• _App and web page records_
-----
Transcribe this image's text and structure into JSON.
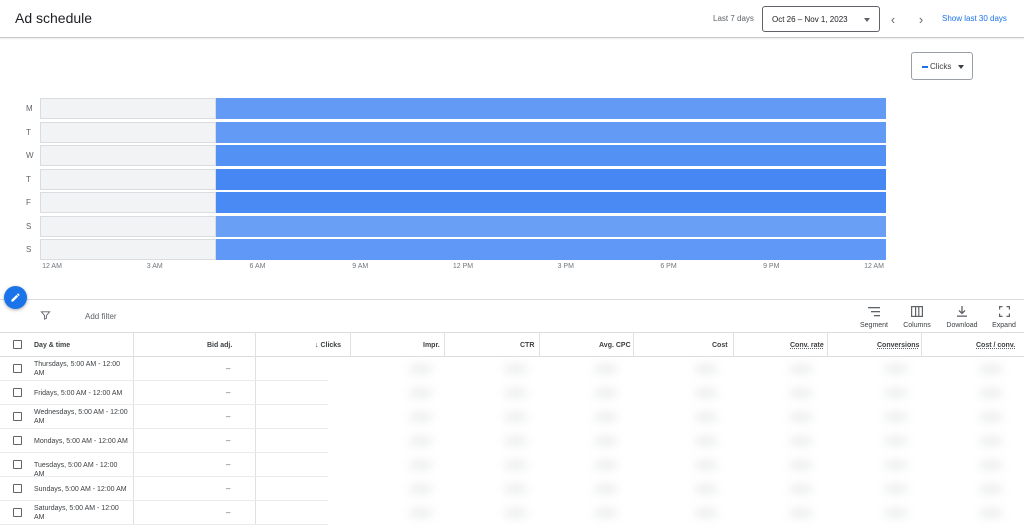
{
  "header": {
    "title": "Ad schedule",
    "range_label": "Last 7 days",
    "date_range": "Oct 26 – Nov 1, 2023",
    "show_last": "Show last 30 days"
  },
  "chart_controls": {
    "metric": "Clicks"
  },
  "chart_data": {
    "type": "heatmap",
    "rows": [
      "M",
      "T",
      "W",
      "T",
      "F",
      "S",
      "S"
    ],
    "x_ticks": [
      "12 AM",
      "3 AM",
      "6 AM",
      "9 AM",
      "12 PM",
      "3 PM",
      "6 PM",
      "9 PM",
      "12 AM"
    ],
    "scheduled_start": "5 AM",
    "scheduled_end": "12 AM",
    "intensity": [
      0.55,
      0.55,
      0.75,
      0.95,
      0.9,
      0.45,
      0.6
    ],
    "colors": {
      "inactive": "#f1f3f4",
      "low": "#8ab4f8",
      "high": "#4285f4"
    }
  },
  "toolbar": {
    "add_filter": "Add filter",
    "segment": "Segment",
    "columns": "Columns",
    "download": "Download",
    "expand": "Expand"
  },
  "table": {
    "headers": {
      "day_time": "Day & time",
      "bid_adj": "Bid adj.",
      "clicks": "Clicks",
      "impr": "Impr.",
      "ctr": "CTR",
      "avg_cpc": "Avg. CPC",
      "cost": "Cost",
      "conv_rate": "Conv. rate",
      "conversions": "Conversions",
      "cost_conv": "Cost / conv."
    },
    "rows": [
      {
        "day": "Thursdays, 5:00 AM - 12:00 AM",
        "bid": "–"
      },
      {
        "day": "Fridays, 5:00 AM - 12:00 AM",
        "bid": "–"
      },
      {
        "day": "Wednesdays, 5:00 AM - 12:00 AM",
        "bid": "–"
      },
      {
        "day": "Mondays, 5:00 AM - 12:00 AM",
        "bid": "–"
      },
      {
        "day": "Tuesdays, 5:00 AM - 12:00 AM",
        "bid": "–"
      },
      {
        "day": "Sundays, 5:00 AM - 12:00 AM",
        "bid": "–"
      },
      {
        "day": "Saturdays, 5:00 AM - 12:00 AM",
        "bid": "–"
      }
    ]
  }
}
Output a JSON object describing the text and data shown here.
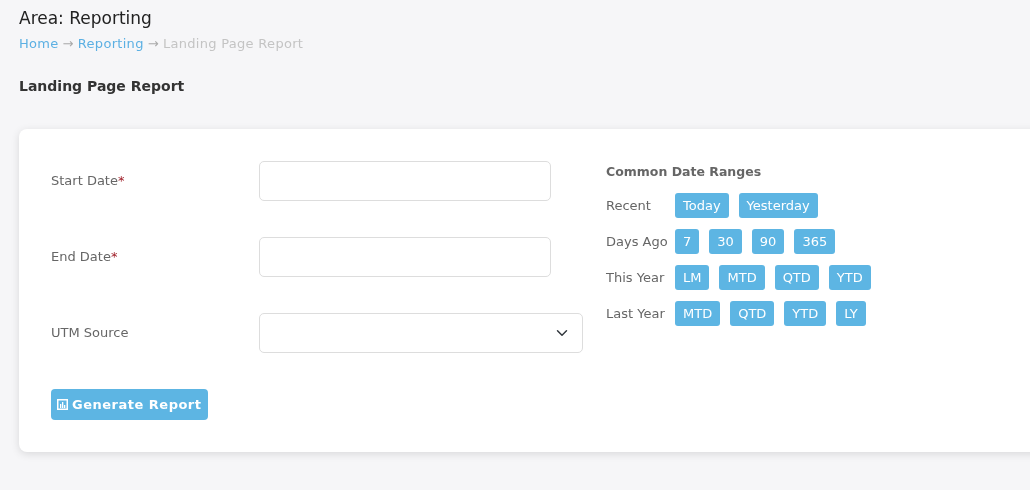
{
  "page_title": "Area: Reporting",
  "breadcrumb": [
    {
      "text": "Home",
      "kind": "link"
    },
    {
      "text": "→",
      "kind": "separator"
    },
    {
      "text": "Reporting",
      "kind": "link"
    },
    {
      "text": "→",
      "kind": "separator"
    },
    {
      "text": "Landing Page Report",
      "kind": "current"
    }
  ],
  "report_title": "Landing Page Report",
  "fields": [
    {
      "label": "Start Date",
      "required_mark": "*",
      "kind": "text"
    },
    {
      "label": "End Date",
      "required_mark": "*",
      "kind": "text"
    },
    {
      "label": "UTM Source",
      "kind": "select"
    }
  ],
  "generate_button": "Generate Report",
  "date_ranges": {
    "title": "Common Date Ranges",
    "groups": [
      {
        "label": "Recent",
        "buttons": [
          "Today",
          "Yesterday"
        ]
      },
      {
        "label": "Days Ago",
        "buttons": [
          "7",
          "30",
          "90",
          "365"
        ]
      },
      {
        "label": "This Year",
        "buttons": [
          "LM",
          "MTD",
          "QTD",
          "YTD"
        ]
      },
      {
        "label": "Last Year",
        "buttons": [
          "MTD",
          "QTD",
          "YTD",
          "LY"
        ]
      }
    ]
  }
}
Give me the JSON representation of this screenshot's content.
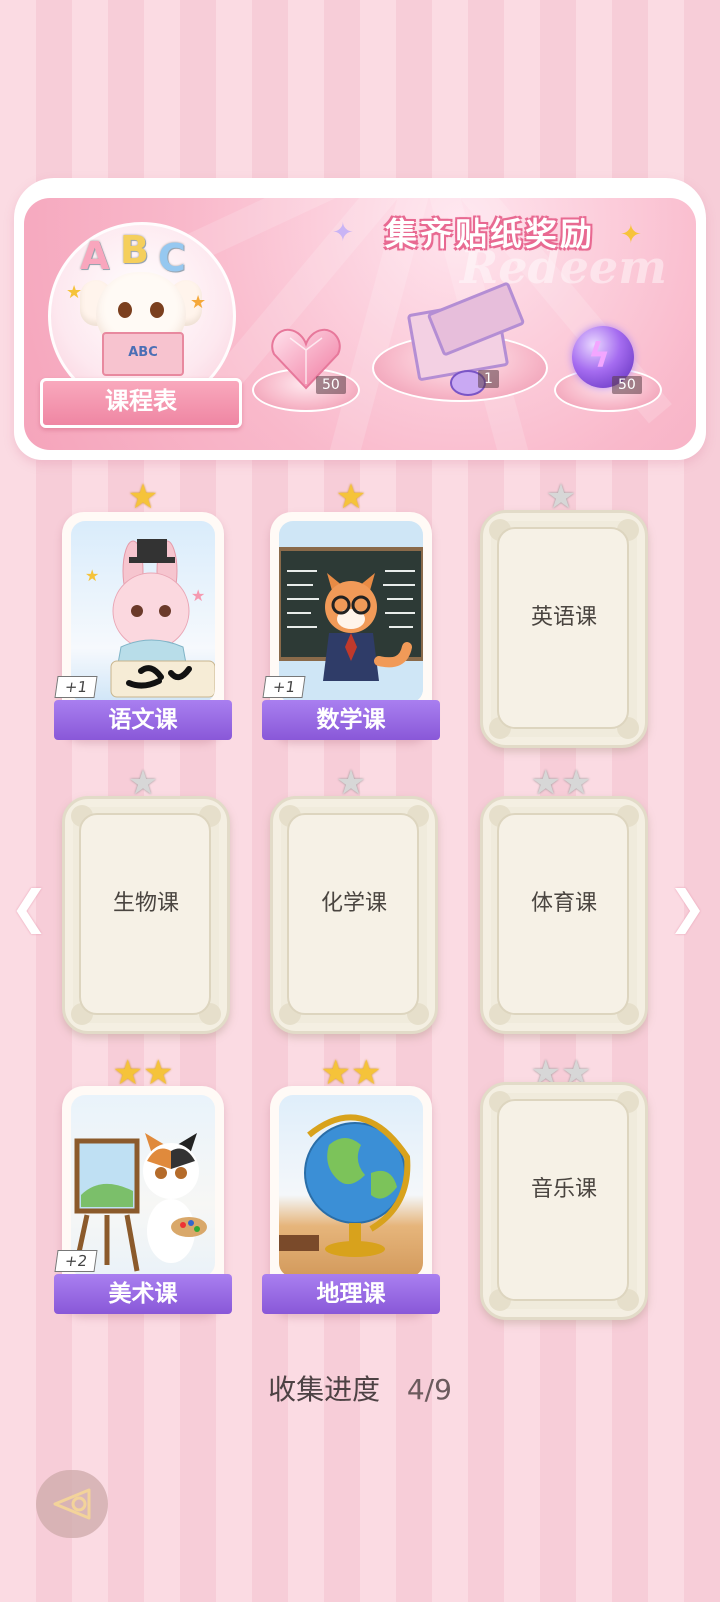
{
  "header": {
    "title": "集齐贴纸奖励",
    "watermark": "Redeem",
    "schedule_label": "课程表",
    "schedule_letters": [
      "A",
      "B",
      "C"
    ],
    "book_text": "ABC",
    "rewards": [
      {
        "icon": "heart-gem-icon",
        "count": "50"
      },
      {
        "icon": "gift-box-icon",
        "count": "1"
      },
      {
        "icon": "energy-orb-icon",
        "count": "50"
      }
    ]
  },
  "cards": [
    {
      "name": "语文课",
      "unlocked": true,
      "stars": 1,
      "star_color": "gold",
      "bonus": "+1"
    },
    {
      "name": "数学课",
      "unlocked": true,
      "stars": 1,
      "star_color": "gold",
      "bonus": "+1"
    },
    {
      "name": "英语课",
      "unlocked": false,
      "stars": 1,
      "star_color": "silver"
    },
    {
      "name": "生物课",
      "unlocked": false,
      "stars": 1,
      "star_color": "silver"
    },
    {
      "name": "化学课",
      "unlocked": false,
      "stars": 1,
      "star_color": "silver"
    },
    {
      "name": "体育课",
      "unlocked": false,
      "stars": 2,
      "star_color": "silver"
    },
    {
      "name": "美术课",
      "unlocked": true,
      "stars": 2,
      "star_color": "gold",
      "bonus": "+2"
    },
    {
      "name": "地理课",
      "unlocked": true,
      "stars": 2,
      "star_color": "gold"
    },
    {
      "name": "音乐课",
      "unlocked": false,
      "stars": 2,
      "star_color": "silver"
    }
  ],
  "progress": {
    "label": "收集进度",
    "value": "4/9"
  },
  "colors": {
    "accent_purple": "#8958d8",
    "pink_bg": "#fbdbe3",
    "gold_star": "#f5c33a"
  }
}
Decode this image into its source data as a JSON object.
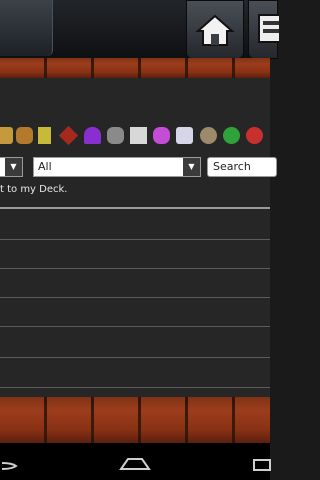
{
  "header": {
    "home_icon": "home-icon",
    "deck_icon": "deck-icon"
  },
  "icons": [
    {
      "name": "set-icon-1",
      "color": "#c49a3a"
    },
    {
      "name": "set-icon-2",
      "color": "#b27a2a"
    },
    {
      "name": "set-icon-3",
      "color": "#c8b93a"
    },
    {
      "name": "set-icon-4",
      "color": "#a5291d"
    },
    {
      "name": "set-icon-5",
      "color": "#8a2fcf"
    },
    {
      "name": "set-icon-6",
      "color": "#8a8a8a"
    },
    {
      "name": "set-icon-7",
      "color": "#d8d8d8"
    },
    {
      "name": "set-icon-8",
      "color": "#c44dd6"
    },
    {
      "name": "set-icon-9",
      "color": "#d6d6e8"
    },
    {
      "name": "set-icon-10",
      "color": "#9c8a6a"
    },
    {
      "name": "set-icon-11",
      "color": "#2fa33a"
    },
    {
      "name": "set-icon-12",
      "color": "#c83030"
    }
  ],
  "filters": {
    "second_select_value": "All",
    "search_placeholder": "Search"
  },
  "hint": "t to my Deck.",
  "nav": {
    "back_icon": "back-icon",
    "home_icon": "nav-home-icon",
    "recents_icon": "recents-icon"
  }
}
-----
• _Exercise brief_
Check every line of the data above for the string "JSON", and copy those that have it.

• _Exercise answer_
Transcribe this image's text and structure into JSON.
Output a JSON object describing the text and data shown here.
Give me the JSON representation of this screenshot's content.
Decode this image into its source data as a JSON object.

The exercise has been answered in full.